I joined the CPS just before the CPS was officially launched!
Almost immediately I was conducting all day trials at York Magistrates' Court, my first (and very memorable one) being the prosecution of a father and his two sons for a race-day riot in York City centre.
A typical day at CPS would involve either attendance at court (virtually always the magistrates' court) or reviewing files sent by the police to ensure that there was a) sufficient evidence to proceed and b) the prosecution was in the public interest. Not always an easy decision to make, given all the criteria that would have to be considered. It's important to have regard to the victim of a crime as the decision not to prosecute would have to be communicated to them directly and the reasons why the case is not to proceed will be explained to them: in some cases this may be done in a face to face meeting if the alleged offence is a very serious one.
My favourite part of my job was appearing in court - which I would do 3 days out of 5 on a rough average. Cases in Court 1 at York Magistrates would vary from bail applications being made from overnight remands, committals to the Crown Court where the case was too weighty for the magistrates to deal with, sentencing cases and adjournments.
It's a cliche, I know, but no two days were alike - cases I dealt with could vary from murder and rape to driving without due care and attention. And before I went into court that day I would have to be familiar with not only the facts of the case but also the relevant legal provisions. Not always an easy task, given that I sometimes did not receive the papers until 10 minutes before court began, or even on one occasion, had the papers slid under my gaze just as I was rising to advise the magistrates that I had not yet seen the file!
Keeping a clear head, trying to deal with several defence solicitors at once who were all after your attention in order to discuss cases and remembering (even if vaguely) the facts of all your cases was a huge challenge. At the same time, there was a great sense of satisfaction in presenting a case properly and witnessing the magistrates reach a proper conclusion, even if it didn't always accord with my representations!
Officers would sometimes attend court to assist with the latest developments in a case or to add weight to an application by the Crown - more often I would see them in order to discuss a case at the office when there was more time to talk through the issues.

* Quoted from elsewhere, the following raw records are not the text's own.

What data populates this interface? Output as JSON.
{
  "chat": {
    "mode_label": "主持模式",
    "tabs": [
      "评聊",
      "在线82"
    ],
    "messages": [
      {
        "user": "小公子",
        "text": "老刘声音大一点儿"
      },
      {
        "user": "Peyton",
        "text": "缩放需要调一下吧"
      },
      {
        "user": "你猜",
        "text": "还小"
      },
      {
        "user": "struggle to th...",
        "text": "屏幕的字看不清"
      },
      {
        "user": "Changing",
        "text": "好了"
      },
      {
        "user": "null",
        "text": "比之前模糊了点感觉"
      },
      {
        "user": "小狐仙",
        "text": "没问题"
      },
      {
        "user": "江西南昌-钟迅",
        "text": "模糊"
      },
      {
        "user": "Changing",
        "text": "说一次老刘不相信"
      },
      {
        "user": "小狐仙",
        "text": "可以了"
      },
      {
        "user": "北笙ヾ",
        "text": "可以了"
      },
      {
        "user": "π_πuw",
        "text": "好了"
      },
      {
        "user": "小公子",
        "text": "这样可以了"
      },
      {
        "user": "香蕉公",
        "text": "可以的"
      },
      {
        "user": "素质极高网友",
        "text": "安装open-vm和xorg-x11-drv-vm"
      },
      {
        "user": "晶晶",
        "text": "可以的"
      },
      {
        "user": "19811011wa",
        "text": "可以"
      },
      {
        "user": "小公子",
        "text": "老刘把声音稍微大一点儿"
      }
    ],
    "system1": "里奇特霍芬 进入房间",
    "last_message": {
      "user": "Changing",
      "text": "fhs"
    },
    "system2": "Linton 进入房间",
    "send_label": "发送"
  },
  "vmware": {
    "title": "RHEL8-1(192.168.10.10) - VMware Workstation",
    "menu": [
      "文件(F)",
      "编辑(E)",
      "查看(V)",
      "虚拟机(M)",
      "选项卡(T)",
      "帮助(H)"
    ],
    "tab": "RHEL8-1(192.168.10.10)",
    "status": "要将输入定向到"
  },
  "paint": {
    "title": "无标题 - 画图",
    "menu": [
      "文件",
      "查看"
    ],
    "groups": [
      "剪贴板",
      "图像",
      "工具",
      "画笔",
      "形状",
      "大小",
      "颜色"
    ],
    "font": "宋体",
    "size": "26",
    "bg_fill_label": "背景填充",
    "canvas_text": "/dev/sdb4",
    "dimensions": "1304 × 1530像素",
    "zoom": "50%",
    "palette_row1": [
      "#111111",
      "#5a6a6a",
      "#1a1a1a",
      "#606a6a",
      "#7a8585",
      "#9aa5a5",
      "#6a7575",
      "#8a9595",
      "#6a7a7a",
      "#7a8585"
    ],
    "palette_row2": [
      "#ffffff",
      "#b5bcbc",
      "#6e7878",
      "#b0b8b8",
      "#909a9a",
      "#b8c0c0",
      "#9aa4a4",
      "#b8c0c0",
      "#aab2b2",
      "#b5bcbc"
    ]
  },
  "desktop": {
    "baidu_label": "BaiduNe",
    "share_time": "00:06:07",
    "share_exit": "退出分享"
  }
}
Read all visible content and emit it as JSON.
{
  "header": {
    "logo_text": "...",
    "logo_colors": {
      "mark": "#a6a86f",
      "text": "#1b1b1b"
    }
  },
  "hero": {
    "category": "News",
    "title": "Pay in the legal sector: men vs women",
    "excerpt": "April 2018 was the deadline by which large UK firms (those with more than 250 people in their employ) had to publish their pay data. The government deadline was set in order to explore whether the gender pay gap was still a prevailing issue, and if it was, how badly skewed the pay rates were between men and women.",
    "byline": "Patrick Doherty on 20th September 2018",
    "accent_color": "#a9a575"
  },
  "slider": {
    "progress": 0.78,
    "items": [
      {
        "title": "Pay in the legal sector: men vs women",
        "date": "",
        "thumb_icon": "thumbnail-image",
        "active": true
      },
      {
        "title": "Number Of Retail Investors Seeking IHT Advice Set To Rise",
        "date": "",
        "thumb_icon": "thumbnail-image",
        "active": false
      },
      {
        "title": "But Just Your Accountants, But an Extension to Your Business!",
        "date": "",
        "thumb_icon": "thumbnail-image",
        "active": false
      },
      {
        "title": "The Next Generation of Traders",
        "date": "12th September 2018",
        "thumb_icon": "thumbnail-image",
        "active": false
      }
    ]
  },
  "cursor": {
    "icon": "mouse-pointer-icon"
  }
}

Many of my fellow prosecutors elected to become Higher Court Advocates and were thus able to conduct cases in the Crown Court before a judge and jury. That level of advocacy did not appeal to me but I did occasionally appear before a judge in chambers to present objections to bail applications by the defence.